◆ WORK REQUIRED ◆
Would you please repeat the data that follows, exactly as it reads?

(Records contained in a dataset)
#####

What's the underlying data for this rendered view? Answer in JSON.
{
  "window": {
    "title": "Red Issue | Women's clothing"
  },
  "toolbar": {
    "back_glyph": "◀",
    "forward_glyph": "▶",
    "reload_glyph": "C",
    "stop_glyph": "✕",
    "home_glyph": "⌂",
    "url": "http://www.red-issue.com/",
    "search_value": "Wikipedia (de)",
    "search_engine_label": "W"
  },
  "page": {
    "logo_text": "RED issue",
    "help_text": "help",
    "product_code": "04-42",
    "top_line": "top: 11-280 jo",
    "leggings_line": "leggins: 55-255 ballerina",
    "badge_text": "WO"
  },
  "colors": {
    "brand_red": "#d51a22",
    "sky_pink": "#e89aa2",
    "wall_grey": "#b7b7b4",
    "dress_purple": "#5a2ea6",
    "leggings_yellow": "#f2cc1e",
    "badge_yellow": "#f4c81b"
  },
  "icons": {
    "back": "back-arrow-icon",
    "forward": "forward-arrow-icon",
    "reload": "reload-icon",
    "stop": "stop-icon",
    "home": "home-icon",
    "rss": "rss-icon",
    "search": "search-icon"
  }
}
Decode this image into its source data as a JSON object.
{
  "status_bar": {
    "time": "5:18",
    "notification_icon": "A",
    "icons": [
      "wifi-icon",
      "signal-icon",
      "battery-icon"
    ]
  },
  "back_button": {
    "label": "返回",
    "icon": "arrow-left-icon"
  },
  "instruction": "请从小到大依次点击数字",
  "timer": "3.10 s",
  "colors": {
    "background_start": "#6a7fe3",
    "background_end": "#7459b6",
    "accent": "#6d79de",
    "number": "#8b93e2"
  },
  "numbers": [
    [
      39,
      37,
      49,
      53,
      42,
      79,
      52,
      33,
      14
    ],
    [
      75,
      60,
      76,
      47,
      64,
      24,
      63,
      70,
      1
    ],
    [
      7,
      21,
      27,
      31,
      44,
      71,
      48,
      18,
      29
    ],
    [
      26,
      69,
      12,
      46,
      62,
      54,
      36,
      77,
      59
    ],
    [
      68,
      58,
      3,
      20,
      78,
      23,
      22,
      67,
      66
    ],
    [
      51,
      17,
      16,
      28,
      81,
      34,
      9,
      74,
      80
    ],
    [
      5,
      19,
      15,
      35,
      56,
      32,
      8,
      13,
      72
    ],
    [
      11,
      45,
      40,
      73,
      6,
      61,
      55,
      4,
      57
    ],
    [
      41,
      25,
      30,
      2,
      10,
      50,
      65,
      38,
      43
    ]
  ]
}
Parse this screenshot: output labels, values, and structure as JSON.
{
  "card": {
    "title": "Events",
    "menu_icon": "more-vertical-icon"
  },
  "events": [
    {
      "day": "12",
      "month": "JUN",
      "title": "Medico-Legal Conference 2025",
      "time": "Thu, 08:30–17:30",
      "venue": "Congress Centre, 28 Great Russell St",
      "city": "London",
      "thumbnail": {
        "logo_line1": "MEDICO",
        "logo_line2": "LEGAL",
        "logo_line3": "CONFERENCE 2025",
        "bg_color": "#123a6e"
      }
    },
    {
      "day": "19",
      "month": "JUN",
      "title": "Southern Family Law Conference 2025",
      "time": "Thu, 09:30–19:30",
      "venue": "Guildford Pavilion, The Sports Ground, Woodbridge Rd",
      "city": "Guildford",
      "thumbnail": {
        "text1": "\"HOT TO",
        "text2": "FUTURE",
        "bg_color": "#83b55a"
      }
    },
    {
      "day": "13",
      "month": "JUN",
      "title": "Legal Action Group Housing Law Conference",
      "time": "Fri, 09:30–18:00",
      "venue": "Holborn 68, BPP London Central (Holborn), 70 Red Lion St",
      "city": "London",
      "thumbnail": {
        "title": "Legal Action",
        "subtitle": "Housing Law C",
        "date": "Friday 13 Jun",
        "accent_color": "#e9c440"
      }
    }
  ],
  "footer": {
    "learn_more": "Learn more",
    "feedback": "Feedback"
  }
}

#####

◆ RESPONSE BOX ◆
What's the underlying data for this rendered view? Answer in JSON.
{
  "window": {
    "title": "Red Issue | Women's clothing"
  },
  "toolbar": {
    "back_glyph": "◀",
    "forward_glyph": "▶",
    "reload_glyph": "C",
    "stop_glyph": "✕",
    "home_glyph": "⌂",
    "url": "http://www.red-issue.com/",
    "search_value": "Wikipedia (de)",
    "search_engine_label": "W"
  },
  "page": {
    "logo_text": "RED issue",
    "help_text": "help",
    "product_code": "04-42",
    "top_line": "top: 11-280 jo",
    "leggings_line": "leggins: 55-255 ballerina",
    "badge_text": "WO"
  },
  "colors": {
    "brand_red": "#d51a22",
    "sky_pink": "#e89aa2",
    "wall_grey": "#b7b7b4",
    "dress_purple": "#5a2ea6",
    "leggings_yellow": "#f2cc1e",
    "badge_yellow": "#f4c81b"
  },
  "icons": {
    "back": "back-arrow-icon",
    "forward": "forward-arrow-icon",
    "reload": "reload-icon",
    "stop": "stop-icon",
    "home": "home-icon",
    "rss": "rss-icon",
    "search": "search-icon"
  }
}
Decode this image into its source data as a JSON object.
{
  "status_bar": {
    "time": "5:18",
    "notification_icon": "A",
    "icons": [
      "wifi-icon",
      "signal-icon",
      "battery-icon"
    ]
  },
  "back_button": {
    "label": "返回",
    "icon": "arrow-left-icon"
  },
  "instruction": "请从小到大依次点击数字",
  "timer": "3.10 s",
  "colors": {
    "background_start": "#6a7fe3",
    "background_end": "#7459b6",
    "accent": "#6d79de",
    "number": "#8b93e2"
  },
  "numbers": [
    [
      39,
      37,
      49,
      53,
      42,
      79,
      52,
      33,
      14
    ],
    [
      75,
      60,
      76,
      47,
      64,
      24,
      63,
      70,
      1
    ],
    [
      7,
      21,
      27,
      31,
      44,
      71,
      48,
      18,
      29
    ],
    [
      26,
      69,
      12,
      46,
      62,
      54,
      36,
      77,
      59
    ],
    [
      68,
      58,
      3,
      20,
      78,
      23,
      22,
      67,
      66
    ],
    [
      51,
      17,
      16,
      28,
      81,
      34,
      9,
      74,
      80
    ],
    [
      5,
      19,
      15,
      35,
      56,
      32,
      8,
      13,
      72
    ],
    [
      11,
      45,
      40,
      73,
      6,
      61,
      55,
      4,
      57
    ],
    [
      41,
      25,
      30,
      2,
      10,
      50,
      65,
      38,
      43
    ]
  ]
}
Parse this screenshot: output labels, values, and structure as JSON.
{
  "card": {
    "title": "Events",
    "menu_icon": "more-vertical-icon"
  },
  "events": [
    {
      "day": "12",
      "month": "JUN",
      "title": "Medico-Legal Conference 2025",
      "time": "Thu, 08:30–17:30",
      "venue": "Congress Centre, 28 Great Russell St",
      "city": "London",
      "thumbnail": {
        "logo_line1": "MEDICO",
        "logo_line2": "LEGAL",
        "logo_line3": "CONFERENCE 2025",
        "bg_color": "#123a6e"
      }
    },
    {
      "day": "19",
      "month": "JUN",
      "title": "Southern Family Law Conference 2025",
      "time": "Thu, 09:30–19:30",
      "venue": "Guildford Pavilion, The Sports Ground, Woodbridge Rd",
      "city": "Guildford",
      "thumbnail": {
        "text1": "\"HOT TO",
        "text2": "FUTURE",
        "bg_color": "#83b55a"
      }
    },
    {
      "day": "13",
      "month": "JUN",
      "title": "Legal Action Group Housing Law Conference",
      "time": "Fri, 09:30–18:00",
      "venue": "Holborn 68, BPP London Central (Holborn), 70 Red Lion St",
      "city": "London",
      "thumbnail": {
        "title": "Legal Action",
        "subtitle": "Housing Law C",
        "date": "Friday 13 Jun",
        "accent_color": "#e9c440"
      }
    }
  ],
  "footer": {
    "learn_more": "Learn more",
    "feedback": "Feedback"
  }
}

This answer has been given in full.